This is a great question, but I would first have to state that I don't believe there is a definitive way of resolving it—as with many issues in literature. It is true that May keeps her silence, but in her last exchanges with Marcher, she reveals enough for us to understand more of the dynamic between them than had been revealed to us through their relationship up to that point. Still, what she reveals is ambiguous. The core of the matter is that although these two have, indeed, had a relationship of a kind for years, we do not know what the actual basis of it has been. Is it mere friendship, or is it a kind of platonic romance? Is it more than platonic, though they never act on the implications of it? Is it some kind of mystical bond that cannot be explained in ordinary terms most people would understand or could relate to?
The only thing that comes through clearly is that there has been something deeply unsatisfactory and unfulfilled in the connection between May and Marcher. Her final illness and death are symbolic of her misfortune in having been attached and devoted to this man who has offered her nothing concrete, a man who has had a lifelong, narcissistic obsession with both an inner demon and the outer Beast he believes has been lurking for him, waiting to destroy him. In the end, Marcher himself realizes that his attachment to May has been a monumental failure, that upon her death he has less claim upon her memory and legacy than "a fourth cousin" of hers would have.
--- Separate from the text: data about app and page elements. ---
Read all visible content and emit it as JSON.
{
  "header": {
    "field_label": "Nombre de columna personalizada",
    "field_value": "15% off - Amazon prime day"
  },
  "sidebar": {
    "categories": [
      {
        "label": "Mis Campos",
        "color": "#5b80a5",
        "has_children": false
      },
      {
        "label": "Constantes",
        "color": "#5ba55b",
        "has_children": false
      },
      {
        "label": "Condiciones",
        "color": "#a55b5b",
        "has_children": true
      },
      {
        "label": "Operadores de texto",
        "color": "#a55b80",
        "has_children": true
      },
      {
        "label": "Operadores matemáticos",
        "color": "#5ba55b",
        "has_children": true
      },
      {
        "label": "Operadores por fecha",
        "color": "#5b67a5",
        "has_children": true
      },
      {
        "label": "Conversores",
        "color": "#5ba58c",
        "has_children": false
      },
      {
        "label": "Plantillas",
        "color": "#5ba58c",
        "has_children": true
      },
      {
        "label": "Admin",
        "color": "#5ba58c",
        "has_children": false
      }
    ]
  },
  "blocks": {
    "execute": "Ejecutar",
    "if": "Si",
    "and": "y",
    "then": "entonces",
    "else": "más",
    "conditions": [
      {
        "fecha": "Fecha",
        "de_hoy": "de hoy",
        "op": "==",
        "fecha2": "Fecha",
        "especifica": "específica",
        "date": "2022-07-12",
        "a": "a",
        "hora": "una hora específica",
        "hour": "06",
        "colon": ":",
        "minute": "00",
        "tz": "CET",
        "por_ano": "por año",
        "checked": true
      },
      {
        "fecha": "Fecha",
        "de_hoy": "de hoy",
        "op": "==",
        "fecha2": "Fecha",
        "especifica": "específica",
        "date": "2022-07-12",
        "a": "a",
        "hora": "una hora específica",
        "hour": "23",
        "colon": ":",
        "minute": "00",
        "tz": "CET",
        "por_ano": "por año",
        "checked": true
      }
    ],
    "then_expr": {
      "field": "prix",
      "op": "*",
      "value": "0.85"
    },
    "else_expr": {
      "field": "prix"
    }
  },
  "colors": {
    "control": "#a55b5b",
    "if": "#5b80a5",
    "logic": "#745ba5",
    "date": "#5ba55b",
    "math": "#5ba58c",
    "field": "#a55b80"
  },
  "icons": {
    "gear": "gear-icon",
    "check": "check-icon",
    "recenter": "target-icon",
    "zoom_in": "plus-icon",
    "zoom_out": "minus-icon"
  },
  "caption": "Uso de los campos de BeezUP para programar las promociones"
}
I would disagree with the implication in your question that it is May's silence that has doomed both of them to unhappiness. In this story, as with so much in James's oeuvre, the most decisive points are couched in riddles, stated indirectly or left for the reader to infer out of a mass of detail and observation that is reported to us in elegant language—language that deliberately prevents us from coming to definite conclusions about the characters' inner motivations. As is the case even in James's earlier and much more straightforward Daisy Miller, we somehow feel that the central lives in the story being shown to us are behind a veil. The overall point may be that this is the way most of us appear to other people, as if no one can ever fully understand another person's inner nature.